**Task details**
Each line of the listing below must be set down exactly.

**Given data**

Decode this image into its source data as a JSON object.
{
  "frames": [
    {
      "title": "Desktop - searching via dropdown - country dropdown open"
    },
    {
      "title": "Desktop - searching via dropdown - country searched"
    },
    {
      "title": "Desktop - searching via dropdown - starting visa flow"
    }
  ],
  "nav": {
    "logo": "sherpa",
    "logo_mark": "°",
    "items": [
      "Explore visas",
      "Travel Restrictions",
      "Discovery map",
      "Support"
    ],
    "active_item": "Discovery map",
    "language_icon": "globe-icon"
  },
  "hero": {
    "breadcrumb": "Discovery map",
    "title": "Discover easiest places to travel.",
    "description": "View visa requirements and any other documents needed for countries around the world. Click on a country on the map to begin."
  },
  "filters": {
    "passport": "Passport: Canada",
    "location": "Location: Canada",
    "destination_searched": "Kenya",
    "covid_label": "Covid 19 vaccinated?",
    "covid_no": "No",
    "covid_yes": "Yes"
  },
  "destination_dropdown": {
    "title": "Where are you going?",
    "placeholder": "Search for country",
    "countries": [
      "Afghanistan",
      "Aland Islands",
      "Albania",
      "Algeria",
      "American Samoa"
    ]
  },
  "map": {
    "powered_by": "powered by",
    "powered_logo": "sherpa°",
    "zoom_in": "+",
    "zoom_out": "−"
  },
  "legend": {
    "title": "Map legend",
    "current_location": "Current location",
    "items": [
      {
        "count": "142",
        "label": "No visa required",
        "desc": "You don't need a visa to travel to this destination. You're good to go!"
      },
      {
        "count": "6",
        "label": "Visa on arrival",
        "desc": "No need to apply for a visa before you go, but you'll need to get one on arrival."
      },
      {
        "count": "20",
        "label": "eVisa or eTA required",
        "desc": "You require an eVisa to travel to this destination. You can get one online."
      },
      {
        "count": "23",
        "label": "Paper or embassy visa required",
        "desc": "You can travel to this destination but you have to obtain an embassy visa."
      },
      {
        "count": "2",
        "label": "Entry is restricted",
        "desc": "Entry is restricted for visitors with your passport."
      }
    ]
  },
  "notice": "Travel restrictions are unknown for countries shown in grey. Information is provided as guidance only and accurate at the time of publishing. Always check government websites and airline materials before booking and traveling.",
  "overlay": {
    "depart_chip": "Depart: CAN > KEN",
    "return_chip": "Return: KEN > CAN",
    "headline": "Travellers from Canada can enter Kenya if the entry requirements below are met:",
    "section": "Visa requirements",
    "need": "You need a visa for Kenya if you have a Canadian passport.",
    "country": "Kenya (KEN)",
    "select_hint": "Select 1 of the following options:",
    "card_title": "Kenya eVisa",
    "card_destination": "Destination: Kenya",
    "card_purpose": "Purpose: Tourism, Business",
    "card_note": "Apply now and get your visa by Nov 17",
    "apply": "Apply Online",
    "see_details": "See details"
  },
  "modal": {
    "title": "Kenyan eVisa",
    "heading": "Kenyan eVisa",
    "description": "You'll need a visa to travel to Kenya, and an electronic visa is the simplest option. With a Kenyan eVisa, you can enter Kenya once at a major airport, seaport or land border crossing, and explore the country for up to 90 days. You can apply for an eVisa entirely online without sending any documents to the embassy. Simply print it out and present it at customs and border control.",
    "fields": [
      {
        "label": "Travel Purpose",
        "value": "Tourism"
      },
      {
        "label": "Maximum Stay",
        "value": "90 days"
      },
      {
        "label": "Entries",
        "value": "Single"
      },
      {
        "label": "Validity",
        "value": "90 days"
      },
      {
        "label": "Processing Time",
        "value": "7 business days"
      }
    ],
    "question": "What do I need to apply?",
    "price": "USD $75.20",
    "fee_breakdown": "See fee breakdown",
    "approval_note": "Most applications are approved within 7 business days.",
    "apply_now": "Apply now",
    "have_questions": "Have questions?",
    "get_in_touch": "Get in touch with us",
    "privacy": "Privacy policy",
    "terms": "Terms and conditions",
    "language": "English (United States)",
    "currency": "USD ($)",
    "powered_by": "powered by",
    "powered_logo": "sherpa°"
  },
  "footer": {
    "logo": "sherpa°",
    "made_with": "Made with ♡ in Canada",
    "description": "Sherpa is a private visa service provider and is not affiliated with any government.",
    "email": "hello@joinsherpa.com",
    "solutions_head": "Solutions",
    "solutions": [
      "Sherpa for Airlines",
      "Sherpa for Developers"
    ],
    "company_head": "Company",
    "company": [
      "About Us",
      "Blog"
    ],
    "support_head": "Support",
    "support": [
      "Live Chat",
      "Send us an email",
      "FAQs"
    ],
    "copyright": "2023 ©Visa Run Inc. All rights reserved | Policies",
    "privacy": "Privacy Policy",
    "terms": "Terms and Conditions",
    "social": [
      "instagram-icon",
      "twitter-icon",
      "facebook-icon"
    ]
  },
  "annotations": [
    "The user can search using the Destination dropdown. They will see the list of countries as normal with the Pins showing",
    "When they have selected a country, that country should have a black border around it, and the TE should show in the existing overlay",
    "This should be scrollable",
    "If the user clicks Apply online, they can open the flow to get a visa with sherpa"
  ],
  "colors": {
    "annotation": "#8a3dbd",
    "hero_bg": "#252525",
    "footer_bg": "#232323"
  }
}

**Response below**
Decode this image into its source data as a JSON object.
{
  "frames": [
    {
      "title": "Desktop - searching via dropdown - country dropdown open"
    },
    {
      "title": "Desktop - searching via dropdown - country searched"
    },
    {
      "title": "Desktop - searching via dropdown - starting visa flow"
    }
  ],
  "nav": {
    "logo": "sherpa",
    "logo_mark": "°",
    "items": [
      "Explore visas",
      "Travel Restrictions",
      "Discovery map",
      "Support"
    ],
    "active_item": "Discovery map",
    "language_icon": "globe-icon"
  },
  "hero": {
    "breadcrumb": "Discovery map",
    "title": "Discover easiest places to travel.",
    "description": "View visa requirements and any other documents needed for countries around the world. Click on a country on the map to begin."
  },
  "filters": {
    "passport": "Passport: Canada",
    "location": "Location: Canada",
    "destination_searched": "Kenya",
    "covid_label": "Covid 19 vaccinated?",
    "covid_no": "No",
    "covid_yes": "Yes"
  },
  "destination_dropdown": {
    "title": "Where are you going?",
    "placeholder": "Search for country",
    "countries": [
      "Afghanistan",
      "Aland Islands",
      "Albania",
      "Algeria",
      "American Samoa"
    ]
  },
  "map": {
    "powered_by": "powered by",
    "powered_logo": "sherpa°",
    "zoom_in": "+",
    "zoom_out": "−"
  },
  "legend": {
    "title": "Map legend",
    "current_location": "Current location",
    "items": [
      {
        "count": "142",
        "label": "No visa required",
        "desc": "You don't need a visa to travel to this destination. You're good to go!"
      },
      {
        "count": "6",
        "label": "Visa on arrival",
        "desc": "No need to apply for a visa before you go, but you'll need to get one on arrival."
      },
      {
        "count": "20",
        "label": "eVisa or eTA required",
        "desc": "You require an eVisa to travel to this destination. You can get one online."
      },
      {
        "count": "23",
        "label": "Paper or embassy visa required",
        "desc": "You can travel to this destination but you have to obtain an embassy visa."
      },
      {
        "count": "2",
        "label": "Entry is restricted",
        "desc": "Entry is restricted for visitors with your passport."
      }
    ]
  },
  "notice": "Travel restrictions are unknown for countries shown in grey. Information is provided as guidance only and accurate at the time of publishing. Always check government websites and airline materials before booking and traveling.",
  "overlay": {
    "depart_chip": "Depart: CAN > KEN",
    "return_chip": "Return: KEN > CAN",
    "headline": "Travellers from Canada can enter Kenya if the entry requirements below are met:",
    "section": "Visa requirements",
    "need": "You need a visa for Kenya if you have a Canadian passport.",
    "country": "Kenya (KEN)",
    "select_hint": "Select 1 of the following options:",
    "card_title": "Kenya eVisa",
    "card_destination": "Destination: Kenya",
    "card_purpose": "Purpose: Tourism, Business",
    "card_note": "Apply now and get your visa by Nov 17",
    "apply": "Apply Online",
    "see_details": "See details"
  },
  "modal": {
    "title": "Kenyan eVisa",
    "heading": "Kenyan eVisa",
    "description": "You'll need a visa to travel to Kenya, and an electronic visa is the simplest option. With a Kenyan eVisa, you can enter Kenya once at a major airport, seaport or land border crossing, and explore the country for up to 90 days. You can apply for an eVisa entirely online without sending any documents to the embassy. Simply print it out and present it at customs and border control.",
    "fields": [
      {
        "label": "Travel Purpose",
        "value": "Tourism"
      },
      {
        "label": "Maximum Stay",
        "value": "90 days"
      },
      {
        "label": "Entries",
        "value": "Single"
      },
      {
        "label": "Validity",
        "value": "90 days"
      },
      {
        "label": "Processing Time",
        "value": "7 business days"
      }
    ],
    "question": "What do I need to apply?",
    "price": "USD $75.20",
    "fee_breakdown": "See fee breakdown",
    "approval_note": "Most applications are approved within 7 business days.",
    "apply_now": "Apply now",
    "have_questions": "Have questions?",
    "get_in_touch": "Get in touch with us",
    "privacy": "Privacy policy",
    "terms": "Terms and conditions",
    "language": "English (United States)",
    "currency": "USD ($)",
    "powered_by": "powered by",
    "powered_logo": "sherpa°"
  },
  "footer": {
    "logo": "sherpa°",
    "made_with": "Made with ♡ in Canada",
    "description": "Sherpa is a private visa service provider and is not affiliated with any government.",
    "email": "hello@joinsherpa.com",
    "solutions_head": "Solutions",
    "solutions": [
      "Sherpa for Airlines",
      "Sherpa for Developers"
    ],
    "company_head": "Company",
    "company": [
      "About Us",
      "Blog"
    ],
    "support_head": "Support",
    "support": [
      "Live Chat",
      "Send us an email",
      "FAQs"
    ],
    "copyright": "2023 ©Visa Run Inc. All rights reserved | Policies",
    "privacy": "Privacy Policy",
    "terms": "Terms and Conditions",
    "social": [
      "instagram-icon",
      "twitter-icon",
      "facebook-icon"
    ]
  },
  "annotations": [
    "The user can search using the Destination dropdown. They will see the list of countries as normal with the Pins showing",
    "When they have selected a country, that country should have a black border around it, and the TE should show in the existing overlay",
    "This should be scrollable",
    "If the user clicks Apply online, they can open the flow to get a visa with sherpa"
  ],
  "colors": {
    "annotation": "#8a3dbd",
    "hero_bg": "#252525",
    "footer_bg": "#232323"
  }
}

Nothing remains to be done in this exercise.